But if you’ve already paid your premiums, now is the time to take advantage of all the 100% covered benefits.
Health plans are required to completely cover 16 free preventive services for adults, 22 for women, and 27 for children. That means you won’t pay any co-pays, co-insurance, or deductibles on any of these 65 services.
Here’s how you can make the most of those free benefits.
Get your basics done.
Aim to get an all-around profile of your health with screenings or wellness counseling.
- Breast & colon cancer screenings
- Diabetes, blood pressure, cholesterol, STD, HPV, & depression screenings
- Vaccines for flu, pneumonia, measles, polio, meningitis
- Annual check-ups for women
- Counseling to quit smoking, lose weight, stop drinking, or on HIV and STDs, domestic violence, or breastfeeding.
Here is a complete list of services.
Tell your doctor
The next time you see your doctor, mention that you want to take advantage of your preventive care benefits.
If your doctor has record of you asking about them, they’ll not only be able to start you off, but they’ll see it in their notes whenever you come in and follow-up with you.
Basically, put it on the record: You’ll be more likely to get things done when someone else is part of the plan.
Know the limits
“Free” doesn’t necessarily mean, “always free.” The key is the word “preventive.”
If you’ve had a past medical history that now requires care that would normally be free, it doesn’t count.
For example, if you had a breast cyst, a mammogram would no longer be considered a preventive care benefit.
The same thing happens if the service is aimed at diagnosing a specific illness: if your doctor orders a colonoscopy because you’re having stabbing abdominal pain, the preventive care benefit wouldn’t apply.
Check your bills
For your health plan to treat a claim as a free preventive benefit, it needs to be coded with the right medical billing codes.

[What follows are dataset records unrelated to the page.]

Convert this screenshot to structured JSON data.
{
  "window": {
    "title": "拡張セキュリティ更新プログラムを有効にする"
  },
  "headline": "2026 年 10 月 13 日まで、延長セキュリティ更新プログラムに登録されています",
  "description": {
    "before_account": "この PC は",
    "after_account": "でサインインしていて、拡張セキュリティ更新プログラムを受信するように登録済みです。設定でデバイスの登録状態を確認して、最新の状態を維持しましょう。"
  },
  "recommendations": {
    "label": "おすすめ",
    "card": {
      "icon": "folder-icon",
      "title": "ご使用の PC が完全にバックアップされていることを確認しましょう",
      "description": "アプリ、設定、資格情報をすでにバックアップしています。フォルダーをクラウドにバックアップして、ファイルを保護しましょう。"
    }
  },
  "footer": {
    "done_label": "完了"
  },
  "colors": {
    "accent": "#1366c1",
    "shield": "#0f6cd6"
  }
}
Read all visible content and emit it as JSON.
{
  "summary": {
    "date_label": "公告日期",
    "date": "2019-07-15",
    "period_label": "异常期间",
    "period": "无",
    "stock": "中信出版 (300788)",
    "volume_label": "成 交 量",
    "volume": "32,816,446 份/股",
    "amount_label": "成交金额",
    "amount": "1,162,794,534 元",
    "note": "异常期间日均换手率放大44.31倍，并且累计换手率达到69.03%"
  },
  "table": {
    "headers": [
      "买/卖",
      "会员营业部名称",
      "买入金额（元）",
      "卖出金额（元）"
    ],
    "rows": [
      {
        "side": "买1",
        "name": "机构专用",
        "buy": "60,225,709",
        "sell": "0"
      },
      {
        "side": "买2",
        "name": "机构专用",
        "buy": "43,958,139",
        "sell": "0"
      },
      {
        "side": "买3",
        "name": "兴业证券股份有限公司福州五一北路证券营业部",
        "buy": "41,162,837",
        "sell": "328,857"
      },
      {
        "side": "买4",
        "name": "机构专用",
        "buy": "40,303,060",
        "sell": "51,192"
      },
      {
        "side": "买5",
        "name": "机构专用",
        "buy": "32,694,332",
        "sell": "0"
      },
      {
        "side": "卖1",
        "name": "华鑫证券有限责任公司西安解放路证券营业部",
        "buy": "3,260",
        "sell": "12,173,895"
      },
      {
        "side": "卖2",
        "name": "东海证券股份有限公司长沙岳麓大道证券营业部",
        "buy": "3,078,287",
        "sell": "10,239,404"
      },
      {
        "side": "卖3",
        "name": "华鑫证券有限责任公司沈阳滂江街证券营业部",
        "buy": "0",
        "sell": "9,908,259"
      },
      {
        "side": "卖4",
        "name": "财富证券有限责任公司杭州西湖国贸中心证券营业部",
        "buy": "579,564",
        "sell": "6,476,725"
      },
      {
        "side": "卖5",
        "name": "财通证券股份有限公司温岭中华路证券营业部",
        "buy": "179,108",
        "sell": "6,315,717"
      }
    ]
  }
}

For example, a mammogram for a breast cancer patient will have a different code than a mammogram for a perfectly healthy woman.
Doctors and insurance companies make mistakes, so you should review your bills to make sure you weren’t charged. If you’re billed for a service you think should be free, call your health plan or ask your doctor about it.
This post first appeared on Mint.com.